The last song of the night was ‘Long Live’, an album track from 2010’s Speak Now. It was 3am, I was tired, a little bit drunk and filled to the brim with joy.
I said remember this feeling / I passed the pictures around / Of all the years that we stood there on the sidelines / Wishing for right now
Looking around the room, I saw these people I’d shared my night with. I saw groups of friends, strangers, couples, queer people, straight people, people who loved country music in 2007, people who loved Lover in 2019. I saw them listening to ‘Fearless’ in their earphones on the school bus, I saw them learning to play ‘Tim McGraw’ on the guitar, I saw them standing on the sidelines, waiting, wishing for right now. I saw us all living inside a moment we could never have dreamed of a decade ago. Wherever and whenever we first heard her music, Swiftogeddon gave us a place of total acceptance, a place to — as the tagline on the website goes — “come together and worship at the altar of Taylor Swift”.

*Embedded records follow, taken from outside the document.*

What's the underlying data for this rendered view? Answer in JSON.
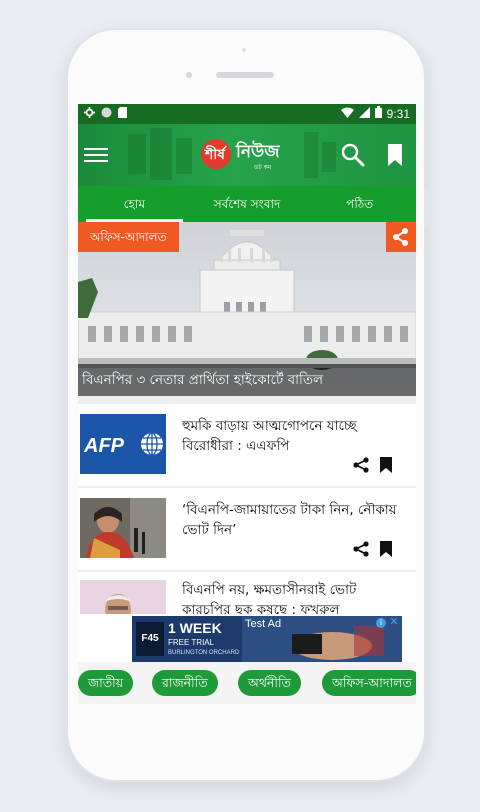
{
  "status_bar": {
    "time": "9:31"
  },
  "app": {
    "logo_text": "শীর্ষ",
    "logo_news": "নিউজ",
    "logo_sub": "ডট কম",
    "brand_color": "#159e2c"
  },
  "tabs": [
    {
      "label": "হোম",
      "active": true
    },
    {
      "label": "সর্বশেষ সংবাদ",
      "active": false
    },
    {
      "label": "পঠিত",
      "active": false
    }
  ],
  "hero": {
    "category": "অফিস-আদালত",
    "headline": "বিএনপির ৩ নেতার প্রার্থিতা হাইকোর্টে বাতিল"
  },
  "news": [
    {
      "title": "হুমকি বাড়ায় আত্মগোপনে যাচ্ছে বিরোধীরা : এএফপি",
      "thumb_text": "AFP"
    },
    {
      "title": "‘বিএনপি-জামায়াতের টাকা নিন, নৌকায় ভোট দিন’"
    },
    {
      "title": "বিএনপি নয়, ক্ষমতাসীনরাই ভোট কারচুপির ছক কষছে : ফখরুল"
    }
  ],
  "ad": {
    "label": "Test Ad",
    "brand": "F45",
    "headline": "1 WEEK",
    "sub": "FREE TRIAL",
    "location": "BURLINGTON ORCHARD"
  },
  "categories": [
    {
      "label": "জাতীয়"
    },
    {
      "label": "রাজনীতি"
    },
    {
      "label": "অর্থনীতি"
    },
    {
      "label": "অফিস-আদালত"
    }
  ]
}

Swiftogeddon started out as an experiment. The creator saw that other ‘single-artist’ nights had worked and decided to try a Taylor Swift one at MOTH Club in Hackney. It sold out a month in advance, with over 300 people in attendance. Since the first event in August 2019 it has become ever more popular, with events all across the UK. There are more than a dozen upcoming dates on sale for later this year, including as far afield as Los Angeles and Brooklyn, and a huge event at London’s Oval Space. Originally scheduled for April 2020 and postponed — like so many thousands of others across the country — the Oval Space night was replaced by a livestreamed DJ set to raise funds for various charities.
As I type, in another life tomorrow should have been the day of Swift’s British Summer Time concert in Hyde Park, a fortnight after her career-defining headlining set at Glastonbury. In the age of coronavirus, when we can no longer assume we know what the future looks like, it is the memories of nights like Swiftogeddon that remind us that despite necessary social distancing, despite everything we have been through, there is nothing in the world that compares to true connection. Instead of being in Hyde Park with Taylor Swift, I will be tuning into the Swiftogeddon livestream party, and I will be dancing in the garden with my sister.
And it will be holy ground.
Originally published at https://www.jodiekate.com on July 11, 2020.